Discuss the conflict between irrationalism and science in 'The Legend of Sleepy Hollow'. 

1 Answer | Add Yours

gpane's profile pic

gpane | College Teacher | (Level 3) Senior Educator

Posted on

The general tendency in the little village of Sleepy Hollow is to believe in all things supernatural and to discount scientific rationalism. Even Ichabod Crane, the schoolmaster and man of learning, is not exempt from this. In fact, he avidly laps up the old legends and ghost stories as recounted by the housewives of the settlement.  Ichabod’s great belief in the marvellous makes him an easy target for his love rival Brom Bones who dresses up as the headless horseman to frighten him off.

Actually, it is not directly stated that Brom Bones is behind the grim apparition of the headless horseman, but all evidence certainly points to it. As to Ichabod, who mysteriously vanishes after this encounter, a light is shed on his fate when a farmer brings the news that he has simply moved to another town. Thus a rational explanation appears to clear up all the mystery.

However, the last word is actually left with the more credulous and irrational country people, the old housewives who never waver in their belief that Ichabod was taken by the ghost. Moreover, it is claimed that his voice still lingers around the old schoolhouse:

The ploughboy, loitering homeward of a still summer evening, has often fancied his voice at a distance, chanting a melancholy psalm tune among the tranquil solitudes of Sleepy Hollow.

Thus the narrative ends on this haunting speculative note rather than with the mood of prosaic explication, leaving us with a picture of the village that is more romantic than rational, still in thrall to old tales and legends of the supernatural. 

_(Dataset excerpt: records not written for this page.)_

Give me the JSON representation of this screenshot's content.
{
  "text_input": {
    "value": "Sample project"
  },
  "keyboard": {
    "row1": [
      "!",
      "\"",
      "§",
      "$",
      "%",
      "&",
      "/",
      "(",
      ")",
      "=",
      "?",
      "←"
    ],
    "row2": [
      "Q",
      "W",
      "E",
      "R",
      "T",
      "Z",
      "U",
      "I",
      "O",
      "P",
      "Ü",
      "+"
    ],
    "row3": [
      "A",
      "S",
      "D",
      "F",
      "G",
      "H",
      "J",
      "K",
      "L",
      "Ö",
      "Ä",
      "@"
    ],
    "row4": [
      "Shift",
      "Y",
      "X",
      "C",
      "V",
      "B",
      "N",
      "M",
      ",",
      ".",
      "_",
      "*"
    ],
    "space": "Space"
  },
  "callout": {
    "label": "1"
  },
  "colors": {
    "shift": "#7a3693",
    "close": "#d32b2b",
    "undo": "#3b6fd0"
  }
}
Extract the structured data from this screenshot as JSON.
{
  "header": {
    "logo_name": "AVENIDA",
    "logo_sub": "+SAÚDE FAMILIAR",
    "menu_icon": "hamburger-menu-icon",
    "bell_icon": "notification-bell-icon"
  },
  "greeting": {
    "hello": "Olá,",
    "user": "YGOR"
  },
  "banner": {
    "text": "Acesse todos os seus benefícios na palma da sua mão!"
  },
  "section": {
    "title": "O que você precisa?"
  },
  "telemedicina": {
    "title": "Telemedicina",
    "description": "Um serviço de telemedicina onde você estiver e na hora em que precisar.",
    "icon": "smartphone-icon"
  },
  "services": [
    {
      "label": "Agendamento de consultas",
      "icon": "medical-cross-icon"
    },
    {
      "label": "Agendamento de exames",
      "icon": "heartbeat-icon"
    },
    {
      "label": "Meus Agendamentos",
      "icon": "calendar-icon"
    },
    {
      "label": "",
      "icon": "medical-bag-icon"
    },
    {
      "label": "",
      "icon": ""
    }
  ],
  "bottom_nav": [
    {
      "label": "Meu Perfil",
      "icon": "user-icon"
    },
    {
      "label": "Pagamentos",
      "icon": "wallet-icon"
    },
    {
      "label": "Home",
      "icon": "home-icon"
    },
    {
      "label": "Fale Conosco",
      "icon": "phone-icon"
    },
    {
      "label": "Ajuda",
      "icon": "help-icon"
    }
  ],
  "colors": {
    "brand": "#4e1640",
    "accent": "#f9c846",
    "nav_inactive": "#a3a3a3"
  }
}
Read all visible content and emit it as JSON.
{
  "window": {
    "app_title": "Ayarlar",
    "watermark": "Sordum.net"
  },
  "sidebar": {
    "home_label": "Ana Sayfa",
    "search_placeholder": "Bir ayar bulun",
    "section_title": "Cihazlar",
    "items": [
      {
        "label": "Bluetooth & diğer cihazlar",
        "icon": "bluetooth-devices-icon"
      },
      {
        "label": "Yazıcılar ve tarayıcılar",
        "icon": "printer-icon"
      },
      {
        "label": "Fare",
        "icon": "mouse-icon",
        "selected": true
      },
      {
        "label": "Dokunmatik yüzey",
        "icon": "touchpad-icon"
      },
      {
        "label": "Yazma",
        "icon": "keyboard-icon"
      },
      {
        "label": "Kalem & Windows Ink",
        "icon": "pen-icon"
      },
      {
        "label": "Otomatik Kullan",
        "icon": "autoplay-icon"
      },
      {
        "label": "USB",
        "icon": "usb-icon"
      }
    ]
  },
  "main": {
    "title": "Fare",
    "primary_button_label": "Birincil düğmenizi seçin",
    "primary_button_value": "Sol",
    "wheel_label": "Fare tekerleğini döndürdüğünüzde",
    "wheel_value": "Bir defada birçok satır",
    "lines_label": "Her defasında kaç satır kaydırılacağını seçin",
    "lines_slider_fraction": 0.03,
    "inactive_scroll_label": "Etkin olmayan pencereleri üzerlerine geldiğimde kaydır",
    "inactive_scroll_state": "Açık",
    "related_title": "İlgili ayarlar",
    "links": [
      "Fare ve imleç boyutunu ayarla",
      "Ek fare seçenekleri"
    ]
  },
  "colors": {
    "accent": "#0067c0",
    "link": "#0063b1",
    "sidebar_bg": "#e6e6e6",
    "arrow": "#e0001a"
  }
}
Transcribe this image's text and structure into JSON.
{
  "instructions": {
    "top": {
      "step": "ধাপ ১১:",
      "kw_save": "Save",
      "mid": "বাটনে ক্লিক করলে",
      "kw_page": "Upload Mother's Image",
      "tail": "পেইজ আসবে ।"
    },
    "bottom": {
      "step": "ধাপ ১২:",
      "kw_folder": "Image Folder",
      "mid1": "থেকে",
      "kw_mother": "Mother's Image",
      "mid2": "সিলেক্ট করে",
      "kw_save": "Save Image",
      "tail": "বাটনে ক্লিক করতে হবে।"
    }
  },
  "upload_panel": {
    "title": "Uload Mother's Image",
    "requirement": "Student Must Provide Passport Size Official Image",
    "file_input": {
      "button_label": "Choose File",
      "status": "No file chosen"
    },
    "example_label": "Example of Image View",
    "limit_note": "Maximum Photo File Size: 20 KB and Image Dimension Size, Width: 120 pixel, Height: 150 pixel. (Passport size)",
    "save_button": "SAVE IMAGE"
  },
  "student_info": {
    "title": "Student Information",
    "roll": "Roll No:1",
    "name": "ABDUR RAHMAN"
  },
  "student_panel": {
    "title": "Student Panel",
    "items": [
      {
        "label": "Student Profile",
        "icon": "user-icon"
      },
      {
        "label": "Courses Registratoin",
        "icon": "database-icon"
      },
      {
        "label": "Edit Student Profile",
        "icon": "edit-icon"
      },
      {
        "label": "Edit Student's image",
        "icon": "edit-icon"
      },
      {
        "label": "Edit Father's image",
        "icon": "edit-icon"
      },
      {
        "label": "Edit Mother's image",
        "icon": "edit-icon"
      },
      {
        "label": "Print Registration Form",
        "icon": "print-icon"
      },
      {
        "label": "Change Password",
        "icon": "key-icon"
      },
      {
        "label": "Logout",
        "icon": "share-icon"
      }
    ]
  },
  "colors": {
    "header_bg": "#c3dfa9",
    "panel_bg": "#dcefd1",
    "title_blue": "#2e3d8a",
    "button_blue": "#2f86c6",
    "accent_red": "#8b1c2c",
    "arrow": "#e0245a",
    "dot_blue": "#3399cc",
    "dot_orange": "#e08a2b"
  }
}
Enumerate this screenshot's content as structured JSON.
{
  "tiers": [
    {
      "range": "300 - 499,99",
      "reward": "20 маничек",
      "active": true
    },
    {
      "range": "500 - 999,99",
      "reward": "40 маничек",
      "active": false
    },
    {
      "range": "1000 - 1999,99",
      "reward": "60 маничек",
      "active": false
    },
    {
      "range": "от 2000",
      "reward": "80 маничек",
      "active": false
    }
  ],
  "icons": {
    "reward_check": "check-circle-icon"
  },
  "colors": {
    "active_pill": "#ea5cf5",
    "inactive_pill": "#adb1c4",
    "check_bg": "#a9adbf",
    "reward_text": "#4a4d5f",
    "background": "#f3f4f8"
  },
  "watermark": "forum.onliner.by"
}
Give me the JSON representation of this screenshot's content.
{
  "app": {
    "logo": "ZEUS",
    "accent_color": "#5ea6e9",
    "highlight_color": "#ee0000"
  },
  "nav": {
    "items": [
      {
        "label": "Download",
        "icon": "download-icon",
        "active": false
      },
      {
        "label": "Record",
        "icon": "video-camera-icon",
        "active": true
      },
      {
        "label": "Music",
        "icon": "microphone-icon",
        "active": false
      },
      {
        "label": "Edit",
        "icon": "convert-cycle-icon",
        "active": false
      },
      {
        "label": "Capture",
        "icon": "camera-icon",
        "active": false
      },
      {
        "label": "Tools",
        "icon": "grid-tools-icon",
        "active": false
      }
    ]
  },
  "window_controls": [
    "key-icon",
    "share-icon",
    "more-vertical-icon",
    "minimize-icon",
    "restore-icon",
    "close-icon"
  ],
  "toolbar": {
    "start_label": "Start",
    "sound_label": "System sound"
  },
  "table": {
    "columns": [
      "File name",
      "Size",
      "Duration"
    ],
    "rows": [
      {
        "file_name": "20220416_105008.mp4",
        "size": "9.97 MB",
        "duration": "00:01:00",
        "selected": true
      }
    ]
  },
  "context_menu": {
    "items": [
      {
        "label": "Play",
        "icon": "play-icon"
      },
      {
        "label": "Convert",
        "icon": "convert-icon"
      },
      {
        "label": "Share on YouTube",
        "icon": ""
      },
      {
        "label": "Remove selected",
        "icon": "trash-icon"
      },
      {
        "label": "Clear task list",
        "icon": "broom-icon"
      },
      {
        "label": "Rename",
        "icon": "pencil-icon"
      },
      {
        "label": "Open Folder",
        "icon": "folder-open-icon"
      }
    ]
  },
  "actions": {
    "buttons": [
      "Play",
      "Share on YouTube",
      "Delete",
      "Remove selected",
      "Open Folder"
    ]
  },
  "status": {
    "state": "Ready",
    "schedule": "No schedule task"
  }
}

Sources:

We’ve answered 318,994 questions. We can answer yours, too.

Ask a question